*** Records for processing Section Begins ***

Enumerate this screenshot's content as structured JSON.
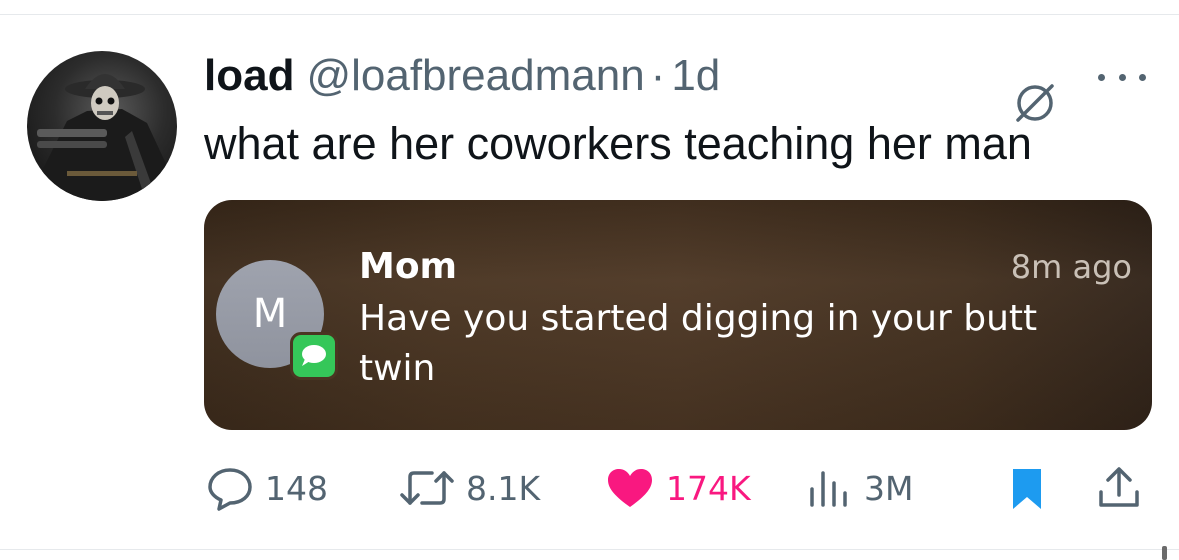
{
  "tweet": {
    "display_name": "load",
    "handle": "@loafbreadmann",
    "separator": "·",
    "time": "1d",
    "text": "what are her coworkers teaching her man"
  },
  "media": {
    "notification": {
      "avatar_letter": "M",
      "sender": "Mom",
      "time": "8m ago",
      "body": "Have you started digging in your butt twin"
    }
  },
  "actions": {
    "replies": "148",
    "reposts": "8.1K",
    "likes": "174K",
    "views": "3M"
  },
  "colors": {
    "like": "#f91880",
    "bookmark": "#1d9bf0",
    "muted": "#536471",
    "messages_green": "#35c759"
  },
  "icons": [
    "grok-icon",
    "more-icon",
    "reply-icon",
    "repost-icon",
    "like-icon",
    "views-icon",
    "bookmark-icon",
    "share-icon",
    "messages-app-icon"
  ]
}
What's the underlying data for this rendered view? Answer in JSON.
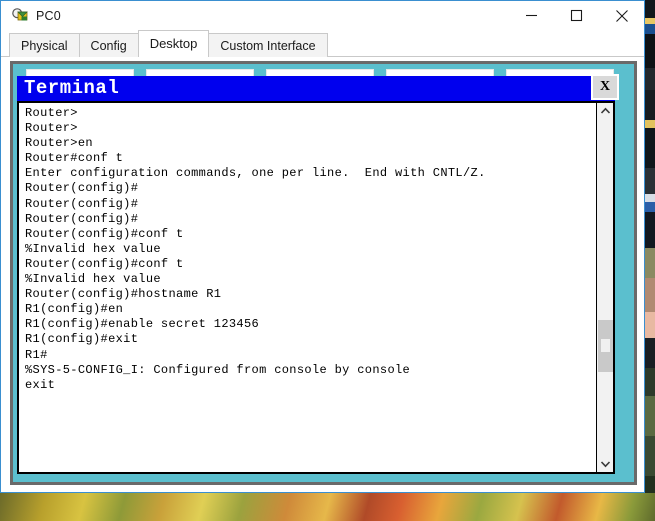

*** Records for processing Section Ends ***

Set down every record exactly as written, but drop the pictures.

[Solved problem]
Enumerate this screenshot's content as structured JSON.
{
  "tweet": {
    "display_name": "load",
    "handle": "@loafbreadmann",
    "separator": "·",
    "time": "1d",
    "text": "what are her coworkers teaching her man"
  },
  "media": {
    "notification": {
      "avatar_letter": "M",
      "sender": "Mom",
      "time": "8m ago",
      "body": "Have you started digging in your butt twin"
    }
  },
  "actions": {
    "replies": "148",
    "reposts": "8.1K",
    "likes": "174K",
    "views": "3M"
  },
  "colors": {
    "like": "#f91880",
    "bookmark": "#1d9bf0",
    "muted": "#536471",
    "messages_green": "#35c759"
  },
  "icons": [
    "grok-icon",
    "more-icon",
    "reply-icon",
    "repost-icon",
    "like-icon",
    "views-icon",
    "bookmark-icon",
    "share-icon",
    "messages-app-icon"
  ]
}
What's the underlying data for this rendered view? Answer in JSON.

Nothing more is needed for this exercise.